“The violence that is being inflicted on the bodies of Uighur and other Muslim people...has been rendered invisible,” said Rachel Harris, who studies Uighur culture and music at the School of Oriental and African Studies University of London.
“For a tourist who goes and travels around a designated route, it all looks nice,” she told AFP. “It’s all very quiet and that’s because there’s a regime of terror being imposed on the local people.”
According to Communist Party mouthpiece People’s Daily, the regional government offered travelers subsidies worth 500 yuan ($73) each in 2014, after tourism plunged following a deadly knife attack blamed on Xinjiang separatists in southwestern China.

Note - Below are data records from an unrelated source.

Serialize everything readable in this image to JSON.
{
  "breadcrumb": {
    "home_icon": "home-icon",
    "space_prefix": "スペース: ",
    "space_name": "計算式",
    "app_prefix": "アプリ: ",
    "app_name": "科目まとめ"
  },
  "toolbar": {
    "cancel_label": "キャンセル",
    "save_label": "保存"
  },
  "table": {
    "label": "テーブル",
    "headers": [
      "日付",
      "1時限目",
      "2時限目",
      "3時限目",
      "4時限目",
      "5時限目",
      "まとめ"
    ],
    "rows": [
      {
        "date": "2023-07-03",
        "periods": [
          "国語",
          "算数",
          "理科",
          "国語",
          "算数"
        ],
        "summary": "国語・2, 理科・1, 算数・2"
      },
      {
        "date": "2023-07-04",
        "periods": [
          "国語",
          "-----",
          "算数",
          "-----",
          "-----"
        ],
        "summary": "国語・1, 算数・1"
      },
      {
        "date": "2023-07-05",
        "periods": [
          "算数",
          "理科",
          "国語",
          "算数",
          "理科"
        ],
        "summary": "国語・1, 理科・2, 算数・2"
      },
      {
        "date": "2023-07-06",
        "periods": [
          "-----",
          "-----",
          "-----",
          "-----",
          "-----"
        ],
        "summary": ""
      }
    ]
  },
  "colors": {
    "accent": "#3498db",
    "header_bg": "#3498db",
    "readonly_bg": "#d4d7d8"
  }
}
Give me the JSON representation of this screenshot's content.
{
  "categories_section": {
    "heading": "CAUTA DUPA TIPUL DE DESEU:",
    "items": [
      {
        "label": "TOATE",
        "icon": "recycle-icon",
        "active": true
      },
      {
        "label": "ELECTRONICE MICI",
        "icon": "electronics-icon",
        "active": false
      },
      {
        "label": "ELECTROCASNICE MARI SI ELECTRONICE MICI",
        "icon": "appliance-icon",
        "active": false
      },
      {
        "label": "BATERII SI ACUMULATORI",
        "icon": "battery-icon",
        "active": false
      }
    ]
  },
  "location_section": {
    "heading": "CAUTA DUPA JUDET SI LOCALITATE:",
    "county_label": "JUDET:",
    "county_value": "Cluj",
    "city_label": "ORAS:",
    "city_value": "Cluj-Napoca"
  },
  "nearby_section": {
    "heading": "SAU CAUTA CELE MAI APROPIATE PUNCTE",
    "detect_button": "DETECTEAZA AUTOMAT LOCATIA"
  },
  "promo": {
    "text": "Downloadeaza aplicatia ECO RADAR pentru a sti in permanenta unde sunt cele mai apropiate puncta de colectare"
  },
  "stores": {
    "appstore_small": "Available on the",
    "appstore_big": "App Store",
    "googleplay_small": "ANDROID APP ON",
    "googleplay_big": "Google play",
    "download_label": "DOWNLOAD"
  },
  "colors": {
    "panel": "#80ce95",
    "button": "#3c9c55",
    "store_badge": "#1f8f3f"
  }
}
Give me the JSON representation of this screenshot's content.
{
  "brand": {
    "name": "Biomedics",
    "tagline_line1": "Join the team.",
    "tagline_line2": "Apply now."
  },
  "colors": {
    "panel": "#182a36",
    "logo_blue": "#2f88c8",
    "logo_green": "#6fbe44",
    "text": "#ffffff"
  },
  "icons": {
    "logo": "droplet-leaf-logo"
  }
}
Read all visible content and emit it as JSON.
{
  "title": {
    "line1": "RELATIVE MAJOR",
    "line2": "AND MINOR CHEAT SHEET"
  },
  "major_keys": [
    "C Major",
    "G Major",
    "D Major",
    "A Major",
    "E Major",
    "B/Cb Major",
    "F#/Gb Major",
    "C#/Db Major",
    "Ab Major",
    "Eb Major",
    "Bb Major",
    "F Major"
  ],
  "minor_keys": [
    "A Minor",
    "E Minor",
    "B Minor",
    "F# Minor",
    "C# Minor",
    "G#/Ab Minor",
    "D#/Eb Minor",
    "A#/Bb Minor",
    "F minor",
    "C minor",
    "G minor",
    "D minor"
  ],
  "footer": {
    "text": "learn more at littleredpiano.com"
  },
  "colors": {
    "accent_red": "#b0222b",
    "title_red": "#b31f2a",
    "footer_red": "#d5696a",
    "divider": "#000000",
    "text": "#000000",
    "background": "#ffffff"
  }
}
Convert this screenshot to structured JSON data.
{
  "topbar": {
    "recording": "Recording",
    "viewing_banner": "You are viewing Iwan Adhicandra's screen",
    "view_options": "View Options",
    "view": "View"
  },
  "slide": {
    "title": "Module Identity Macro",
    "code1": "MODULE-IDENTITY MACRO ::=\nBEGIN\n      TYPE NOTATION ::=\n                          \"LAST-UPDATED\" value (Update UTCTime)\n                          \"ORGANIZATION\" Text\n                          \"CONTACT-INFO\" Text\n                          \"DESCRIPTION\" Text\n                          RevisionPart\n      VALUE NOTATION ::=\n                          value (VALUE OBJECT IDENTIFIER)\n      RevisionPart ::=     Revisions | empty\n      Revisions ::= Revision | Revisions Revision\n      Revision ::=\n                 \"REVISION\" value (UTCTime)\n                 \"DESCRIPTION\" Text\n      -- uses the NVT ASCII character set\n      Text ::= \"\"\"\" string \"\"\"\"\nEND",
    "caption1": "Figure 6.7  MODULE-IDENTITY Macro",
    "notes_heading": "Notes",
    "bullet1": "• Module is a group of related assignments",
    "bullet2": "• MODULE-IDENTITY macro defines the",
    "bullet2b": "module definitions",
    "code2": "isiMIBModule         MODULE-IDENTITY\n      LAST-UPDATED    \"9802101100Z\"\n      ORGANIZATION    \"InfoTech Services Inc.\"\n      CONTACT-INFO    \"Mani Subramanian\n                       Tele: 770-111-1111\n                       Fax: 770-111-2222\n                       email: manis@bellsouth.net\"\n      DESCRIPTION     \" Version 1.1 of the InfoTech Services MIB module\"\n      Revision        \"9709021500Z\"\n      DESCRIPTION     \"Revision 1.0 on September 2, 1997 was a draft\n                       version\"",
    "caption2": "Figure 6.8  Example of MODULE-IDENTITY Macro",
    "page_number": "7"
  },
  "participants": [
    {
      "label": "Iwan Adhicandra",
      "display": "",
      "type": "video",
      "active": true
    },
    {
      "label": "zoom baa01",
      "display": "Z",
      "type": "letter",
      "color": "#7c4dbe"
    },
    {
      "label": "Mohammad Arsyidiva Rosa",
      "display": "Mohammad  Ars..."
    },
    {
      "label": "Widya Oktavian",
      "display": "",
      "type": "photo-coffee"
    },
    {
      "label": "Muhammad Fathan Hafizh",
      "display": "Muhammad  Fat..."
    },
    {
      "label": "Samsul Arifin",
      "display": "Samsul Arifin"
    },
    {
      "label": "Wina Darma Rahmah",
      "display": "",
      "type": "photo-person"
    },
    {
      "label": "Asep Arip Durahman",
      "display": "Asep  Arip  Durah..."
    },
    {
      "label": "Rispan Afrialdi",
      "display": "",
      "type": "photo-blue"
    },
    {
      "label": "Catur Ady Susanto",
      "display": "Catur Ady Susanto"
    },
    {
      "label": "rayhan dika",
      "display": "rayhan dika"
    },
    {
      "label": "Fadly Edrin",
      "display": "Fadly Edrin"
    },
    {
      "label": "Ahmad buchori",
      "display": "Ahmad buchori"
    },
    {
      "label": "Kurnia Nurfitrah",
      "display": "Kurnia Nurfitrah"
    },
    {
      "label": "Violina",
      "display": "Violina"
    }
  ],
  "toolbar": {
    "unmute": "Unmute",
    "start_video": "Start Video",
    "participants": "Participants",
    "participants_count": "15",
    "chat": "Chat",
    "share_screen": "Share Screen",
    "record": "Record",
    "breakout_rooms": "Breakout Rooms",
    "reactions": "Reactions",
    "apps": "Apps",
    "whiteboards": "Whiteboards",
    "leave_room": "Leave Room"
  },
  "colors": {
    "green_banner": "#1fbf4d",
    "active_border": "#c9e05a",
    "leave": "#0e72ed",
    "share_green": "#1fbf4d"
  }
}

By 2020, Xinjiang is aiming to hit a total of 300 million visits by tourists and rake in 600 billion yuan ($87 billion), according to the region’s tourism bureau.
Tourism packages to Xinjiang often feature the region’s rich array of natural beauty, from the azure waters of Karakul lake to Tianshan — a UNESCO World Heritage Site.
Many also offer “ethnic” experiences, often in the form of dance performances. Some tour operators even include visits to Uighur homes.
Even as Chinese authorities seek to contain the region’s Muslim minorities, they are monetising ethnic culture — albeit a simplified version of it, experts say.
“Uighur culture is being boiled down to just song and dance,” said Josh Summers, an American who lived in Xinjiang for more than a decade and wrote travel guides for the region.
“What makes me sad is what ends up happening is there are only very specific parts of Uighur culture that get maintained because of the tourism,” he said, citing the neglect of Uighur paper-making traditions and desert shrines.

Beijing’s security clampdown has also squeezed Yengisar city’s artisanal knife trade, said Summers.
“Ever since the management of Xinjiang became stricter, the impact on Yengisar’s small knives has been very large — now there are very few shops selling small knives,” agreed Li Qingwen, who runs a tourism business in Xinjiang.
The government wants Uighurs to “show how they excel in singing and dancing, instead of living under religious rules and restrictions,” he told AFP.
But while ethnic song and dance is showcased to tourists, Uighurs are often restricted in how they express their own culture.
Large, spontaneous gatherings of Uighurs — even if they involve dancing — are less frequent because of tightened security, said Summers.
Night markets too are more controlled. In Hotan, what used to be an outdoor night market is now inside a white tent, where red lanterns hang from the ceiling and uniform food stalls adorned with Chinese flags sell lamb skewers, but also sushi and seafood.
Over the past few years, cultural leaders in the Uighur community have disappeared, raising fears they have been detained.
In February, Turkey’s foreign ministry claimed that prominent Uighur musician and poet Abdurehim Heyit had died in a Chinese prison — prompting China to release a “proof-of-life” video of an inmate who identified himself as Heyit.
Famous Uighur comedian Adil Mijit is also missing, according to social media posts by his son-in-law Arslan Hidayat.
And though tourists are buffered from the ugliest parts of Xinjiang’s security crackdown, it is not difficult to bump against the region’s many red lines.
A traveler from Southeast Asia, who requested anonymity due to fear of reprisals, described the barriers he faced when trying to pray at a mosque.
Many places of worship were closed in Kashgar, he said, unlike mosques in other Chinese cities.
At Idkah Mosque, Kashgar’s central mosque, the tourist was told he couldn’t pray inside — and that he had to buy a ticket to enter.
“They want to separate travelers from locals,” he said, adding that his visit to Xinjiang confirmed what he had read about re-education camps.
He added: “There’s a lot more of Xinjiang that I want to discover. But I really hope that Xinjiang will become the old Xinjiang.”